The commission will then schedule a final vote, Hyams said.

The Novato-based accrediting panel, which oversees California’s 112 community colleges, moved last year to revoke the City College of San Francisco’s accreditation, citing long-running financial and governance problems.
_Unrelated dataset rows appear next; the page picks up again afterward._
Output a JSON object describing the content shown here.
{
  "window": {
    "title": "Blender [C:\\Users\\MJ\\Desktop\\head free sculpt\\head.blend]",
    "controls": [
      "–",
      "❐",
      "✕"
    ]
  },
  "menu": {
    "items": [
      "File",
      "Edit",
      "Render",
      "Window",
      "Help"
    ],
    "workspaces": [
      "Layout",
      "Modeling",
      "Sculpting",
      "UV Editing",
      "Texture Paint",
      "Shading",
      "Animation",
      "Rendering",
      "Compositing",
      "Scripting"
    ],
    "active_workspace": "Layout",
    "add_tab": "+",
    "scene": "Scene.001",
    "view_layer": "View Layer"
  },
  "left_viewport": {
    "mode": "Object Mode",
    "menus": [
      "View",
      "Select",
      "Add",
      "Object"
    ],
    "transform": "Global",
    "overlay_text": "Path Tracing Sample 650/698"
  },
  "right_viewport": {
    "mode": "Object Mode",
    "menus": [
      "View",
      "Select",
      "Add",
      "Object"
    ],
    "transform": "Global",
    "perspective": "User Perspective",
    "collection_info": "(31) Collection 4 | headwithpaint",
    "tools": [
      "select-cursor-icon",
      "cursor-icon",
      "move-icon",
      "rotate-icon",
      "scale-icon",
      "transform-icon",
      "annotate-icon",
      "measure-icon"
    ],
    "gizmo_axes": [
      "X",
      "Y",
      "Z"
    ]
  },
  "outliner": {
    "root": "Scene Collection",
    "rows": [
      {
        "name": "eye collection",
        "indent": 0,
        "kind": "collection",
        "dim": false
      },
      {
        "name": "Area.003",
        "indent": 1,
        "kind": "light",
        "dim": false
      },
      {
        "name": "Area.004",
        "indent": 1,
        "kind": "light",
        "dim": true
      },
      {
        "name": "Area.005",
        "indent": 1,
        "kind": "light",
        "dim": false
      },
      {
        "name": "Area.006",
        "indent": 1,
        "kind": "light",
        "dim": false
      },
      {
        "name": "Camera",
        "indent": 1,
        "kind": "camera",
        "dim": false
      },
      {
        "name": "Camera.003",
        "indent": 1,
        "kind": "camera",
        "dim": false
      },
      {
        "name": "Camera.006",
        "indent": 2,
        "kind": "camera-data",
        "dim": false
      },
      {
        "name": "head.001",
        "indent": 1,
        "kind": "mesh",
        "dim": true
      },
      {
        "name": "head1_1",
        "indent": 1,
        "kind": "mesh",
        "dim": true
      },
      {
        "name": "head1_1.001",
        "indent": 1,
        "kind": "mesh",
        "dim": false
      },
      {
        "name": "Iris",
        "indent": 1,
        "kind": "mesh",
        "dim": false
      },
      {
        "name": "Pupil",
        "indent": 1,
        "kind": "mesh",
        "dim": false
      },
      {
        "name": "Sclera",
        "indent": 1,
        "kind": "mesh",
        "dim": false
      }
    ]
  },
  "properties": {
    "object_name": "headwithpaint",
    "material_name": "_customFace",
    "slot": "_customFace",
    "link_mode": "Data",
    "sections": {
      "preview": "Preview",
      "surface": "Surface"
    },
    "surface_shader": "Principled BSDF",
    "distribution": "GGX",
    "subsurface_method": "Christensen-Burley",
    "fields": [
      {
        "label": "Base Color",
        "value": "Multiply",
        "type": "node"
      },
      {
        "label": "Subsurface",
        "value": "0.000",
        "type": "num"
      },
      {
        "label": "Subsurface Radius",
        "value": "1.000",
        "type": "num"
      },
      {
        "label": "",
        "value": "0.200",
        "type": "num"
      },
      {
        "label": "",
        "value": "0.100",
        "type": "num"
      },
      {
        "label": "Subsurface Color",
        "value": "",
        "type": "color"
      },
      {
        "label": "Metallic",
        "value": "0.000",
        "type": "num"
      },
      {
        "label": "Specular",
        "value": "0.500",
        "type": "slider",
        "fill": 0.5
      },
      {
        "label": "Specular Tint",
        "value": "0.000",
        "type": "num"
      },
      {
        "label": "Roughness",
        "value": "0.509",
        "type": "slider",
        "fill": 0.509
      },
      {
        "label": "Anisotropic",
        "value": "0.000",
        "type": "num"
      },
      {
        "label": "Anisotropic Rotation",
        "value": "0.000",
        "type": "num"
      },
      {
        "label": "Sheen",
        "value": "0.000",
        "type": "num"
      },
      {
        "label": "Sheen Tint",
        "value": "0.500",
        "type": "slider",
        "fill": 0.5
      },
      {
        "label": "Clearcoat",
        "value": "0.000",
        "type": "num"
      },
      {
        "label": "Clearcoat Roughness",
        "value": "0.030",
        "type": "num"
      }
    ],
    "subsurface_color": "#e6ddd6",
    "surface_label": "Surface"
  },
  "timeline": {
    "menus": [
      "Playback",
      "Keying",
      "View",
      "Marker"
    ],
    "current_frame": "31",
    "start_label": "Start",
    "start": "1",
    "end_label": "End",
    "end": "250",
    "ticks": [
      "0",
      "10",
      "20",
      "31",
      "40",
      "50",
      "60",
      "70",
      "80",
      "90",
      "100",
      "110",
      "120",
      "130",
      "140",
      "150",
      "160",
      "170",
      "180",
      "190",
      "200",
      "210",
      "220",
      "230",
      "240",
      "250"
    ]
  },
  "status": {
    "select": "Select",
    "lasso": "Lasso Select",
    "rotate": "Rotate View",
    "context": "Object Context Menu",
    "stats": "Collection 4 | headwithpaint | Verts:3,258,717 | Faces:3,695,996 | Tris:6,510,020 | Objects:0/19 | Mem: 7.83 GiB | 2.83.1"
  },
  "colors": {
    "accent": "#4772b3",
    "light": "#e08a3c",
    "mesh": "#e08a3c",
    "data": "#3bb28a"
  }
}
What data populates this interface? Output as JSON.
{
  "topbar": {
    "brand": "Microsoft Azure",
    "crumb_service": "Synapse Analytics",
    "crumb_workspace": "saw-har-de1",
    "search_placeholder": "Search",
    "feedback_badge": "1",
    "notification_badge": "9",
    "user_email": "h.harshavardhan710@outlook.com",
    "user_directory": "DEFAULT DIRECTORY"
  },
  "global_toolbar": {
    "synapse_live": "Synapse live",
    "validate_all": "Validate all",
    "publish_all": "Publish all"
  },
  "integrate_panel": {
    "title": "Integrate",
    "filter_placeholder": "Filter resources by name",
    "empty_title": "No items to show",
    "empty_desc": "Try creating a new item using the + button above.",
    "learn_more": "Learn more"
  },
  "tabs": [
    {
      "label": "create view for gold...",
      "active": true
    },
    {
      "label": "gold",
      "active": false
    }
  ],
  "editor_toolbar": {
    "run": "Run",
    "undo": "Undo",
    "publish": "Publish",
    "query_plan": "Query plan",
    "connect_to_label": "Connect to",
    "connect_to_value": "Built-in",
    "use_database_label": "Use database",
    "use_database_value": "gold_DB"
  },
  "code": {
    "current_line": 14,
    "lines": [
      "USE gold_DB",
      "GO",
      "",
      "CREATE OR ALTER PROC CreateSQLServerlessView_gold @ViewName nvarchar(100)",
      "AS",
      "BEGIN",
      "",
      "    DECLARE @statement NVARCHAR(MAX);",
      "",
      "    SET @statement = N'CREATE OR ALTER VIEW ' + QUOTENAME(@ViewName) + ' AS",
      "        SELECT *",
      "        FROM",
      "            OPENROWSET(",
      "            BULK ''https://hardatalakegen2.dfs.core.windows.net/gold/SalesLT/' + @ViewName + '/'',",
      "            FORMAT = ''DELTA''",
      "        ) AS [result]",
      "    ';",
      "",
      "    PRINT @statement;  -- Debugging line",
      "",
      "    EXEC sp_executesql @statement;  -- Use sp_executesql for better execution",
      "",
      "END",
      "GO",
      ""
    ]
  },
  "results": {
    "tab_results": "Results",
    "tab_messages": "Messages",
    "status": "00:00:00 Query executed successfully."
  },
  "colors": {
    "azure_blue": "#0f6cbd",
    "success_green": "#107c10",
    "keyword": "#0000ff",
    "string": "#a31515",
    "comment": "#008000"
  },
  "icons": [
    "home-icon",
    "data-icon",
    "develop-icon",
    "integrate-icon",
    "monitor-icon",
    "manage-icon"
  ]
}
But it has come under intense pressure from many educators and lawmakers to grant an extension and a new review of the institution.

During a presentation behind closed doors this week, systemwide Chancellor Brice Harris and City College Chancellor Arthur Q. Tyler, among others, told commission members that the college has addressed 95% of the deficiencies cited by the panel and argued for more time to meet all standards.

Harris has not been told whether the proposed policy change is in response to that presentation, said spokesman Paul Feist.


“We are eager to learn what the policy change does and whether it provides the time that the college has earned to complete its recovery,” Feist said.

About 200 faculty members, students, community leaders and others from around the state held a rally outside the hotel where the commission was holding it semiannual meeting to protest the panel’s actions and call for accreditation reform.

“What’s clear to everyone is that this is not just about City College of San Francisco, it’s a statewide issue and there is worry about who will be next,” said City College English instructor Alisa Messer, past president of the school’s faculty union.

Meanwhile, San Francisco lawmakers, including House minority leader Nancy Pelosi (D-Calif.) and Rep. Jackie Speier (D-Hillsborough), have suggested that the panel’s current leadership may need to go.


Last week, both houses of the California Legislature passed resolutions appealing for an extension.

The panel has argued that it can’t rescind its decision without flouting federal requirements that colleges be given no more than two years to comply with standards or lose accreditation.

But an opinion from the U.S. Department of Education obtained by Pelosi suggested that the commission could change its policies to grant a “good cause” extension.

If the accreditation is revoked, the college will lose state and federal funding and will have to close.


Whatever the policy change turns out to be, the July termination is on hold pending the outcome of a lawsuit filed by San Francisco’s city attorney questioning the panel’s political motives and procedures.

The trial is scheduled to start in October.